A while back I was browsing Astrobin when I came across pictures of the Bubble Nebula. It is really stunning to see for the first time. I mean.. it literally looks like a bubble. The striking thing about it, is the bright nebulous region inside the bubble, which makes it look like a bubble reflection. This is one of the only nebulas that actually look like it's name (I mean seriously.. the Crescent Nebula looks nothing like a Crescent, maybe Croissant?)

Before this year, there's no way I would've been able to capture this. A DSLR with a sub-par narrowband filter is not enough. This target is quite dim and needs lots of exposure integration. I spent 27.5 hours exposure on this target, the large majority of it in the Ha (Hydrogen-alpha) bandwidth, since this target has an overwhelming amount of HA signal compared to OIII and SII. For me, processing this was a bit tricky. The usual method of combining the narrowband palette netted me with an overwhelmingly red image. It took a good 3-4 hours of processing before I was satisfied with the results. I combined elements together, from the SHO (Sulfur/Hydrogen/Oxygen) image to the HOO (Hydrogen/Oxygen/Oxygen) image. Raw frames:

RAW SHO IMAGE

Skywatcher Esprit 120ED Super APO Triplet ZWO ASI1600mm-Cool Orion Atlas EQ-G Guiding telescopes: Orion ST80 Guiding cameras :ZWO ASI224MC Software: Adobe Photoshop 2020 , PixInsight 1.8 , DeepSkyStacker (DSS) Deek Sky Stacker 4.2.0, Starnet++ Chroma SHO 1.25" mounted Sesto Senso 2 Electronic Focuser

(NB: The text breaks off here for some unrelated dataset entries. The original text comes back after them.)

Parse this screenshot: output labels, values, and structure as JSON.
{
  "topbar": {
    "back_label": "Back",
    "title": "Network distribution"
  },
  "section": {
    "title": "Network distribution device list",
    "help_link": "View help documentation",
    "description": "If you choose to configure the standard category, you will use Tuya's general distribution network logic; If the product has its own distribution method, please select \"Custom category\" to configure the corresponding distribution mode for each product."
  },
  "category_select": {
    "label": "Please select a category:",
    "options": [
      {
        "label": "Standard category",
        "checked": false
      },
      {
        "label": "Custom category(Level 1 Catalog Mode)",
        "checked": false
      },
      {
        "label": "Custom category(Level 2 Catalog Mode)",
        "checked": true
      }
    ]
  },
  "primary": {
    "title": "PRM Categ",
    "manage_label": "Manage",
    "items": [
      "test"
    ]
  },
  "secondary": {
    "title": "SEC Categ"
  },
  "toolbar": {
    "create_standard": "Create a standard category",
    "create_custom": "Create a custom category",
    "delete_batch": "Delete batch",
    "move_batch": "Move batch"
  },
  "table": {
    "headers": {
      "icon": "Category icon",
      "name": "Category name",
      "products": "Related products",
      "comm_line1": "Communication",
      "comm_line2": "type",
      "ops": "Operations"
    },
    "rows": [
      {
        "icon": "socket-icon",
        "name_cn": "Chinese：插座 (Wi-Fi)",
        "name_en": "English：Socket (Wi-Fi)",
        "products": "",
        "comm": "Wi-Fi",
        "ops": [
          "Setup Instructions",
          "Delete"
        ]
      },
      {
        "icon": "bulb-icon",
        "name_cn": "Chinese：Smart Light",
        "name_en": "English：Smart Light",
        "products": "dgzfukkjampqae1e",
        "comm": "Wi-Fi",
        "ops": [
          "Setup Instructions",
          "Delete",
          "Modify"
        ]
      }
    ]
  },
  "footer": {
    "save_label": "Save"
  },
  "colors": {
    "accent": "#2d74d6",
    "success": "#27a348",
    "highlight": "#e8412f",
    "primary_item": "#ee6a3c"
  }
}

RAW HOO IMAGE

Chroma HA 3nm - 387x250 Chroma OIII 3nm - 84x250 Chroma SII 3nm - 40x250

Chroma RGB - 10 x 60 each









I think at 840mm, which is my scope's focal length, it was difficult to capture the detail inside the bubble. It's a small target. Maybe one day I can re-visit this with a much bigger scope.


Also, check out this cool nebulosity that I found in the bottom left of the image. It's hard to tell whether it's part of the Bubble nebula complex, or something else:



  • Amir

Updated: Sep 27, 2020


The Elephant Trunk nebula is one of my favorite targets I've captured this year. I used my newer Chroma narrowband filter which are simply incredible in capturing finer details with smaller stars compared to my old ZWO narrowband filters.


This nebula is a concentration of ionized gas and is part of a much bigger nebula complex (IC 1396). Like many other nebula, it's "glowing" from the intense radiation of the new, hot stars shining nearby which makes the predominantly hydrogen cloud glow. You can see a lot of this effect at the very top of the nebula, which is quite literally glowing. This nebula is 2,400 light years away in the constellation Cepheus.

What I love about it is the incredible contrast between the heavy sections of the nebula and the blue-ish background, which is glowing with OIII. It's just stunning to me how this nebula is seemingly stretching out of the dust/gas clouds beneath.

Capture note: This was captured right after we finally got a break from extremely heavy wildfire smoke. The sky cleared out for a few days and was lucky enough to have some time for the capture after not being to image anything for 4 weeks.


Capture details:

Skywatcher Esprit 120ED Super APO Triplet ZWO ASI1600mm-Cool Orion Atlas EQ-G Guiding telescopes: Orion ST80 Guiding cameras :ZWO ASI224MC Software: Adobe Photoshop 2020 , PixInsight 1.8 , DeepSkyStacker (DSS) Deek Sky Stacker 4.2.0, Starnet++ Chroma SHO 1.25" mounted Sesto Senso 2 Electronic Focuser

Chroma HA 3nm - 187x250 Chroma OIII 3nm - 38x250 Chroma SII 3nm - 30x250

  • Amir

Updated: Sep 28, 2020

Thanks for stopping by!

I form my own personal opinions and share my images here. I'm not an expert at anything, I'm learning new things everyday. I may publish information that may not be accurate, I'm human and I make mistakes. The important thing is, I learn from these to become more knowledgeable about the world we all live in.



© 2020 by AMIR SALEHI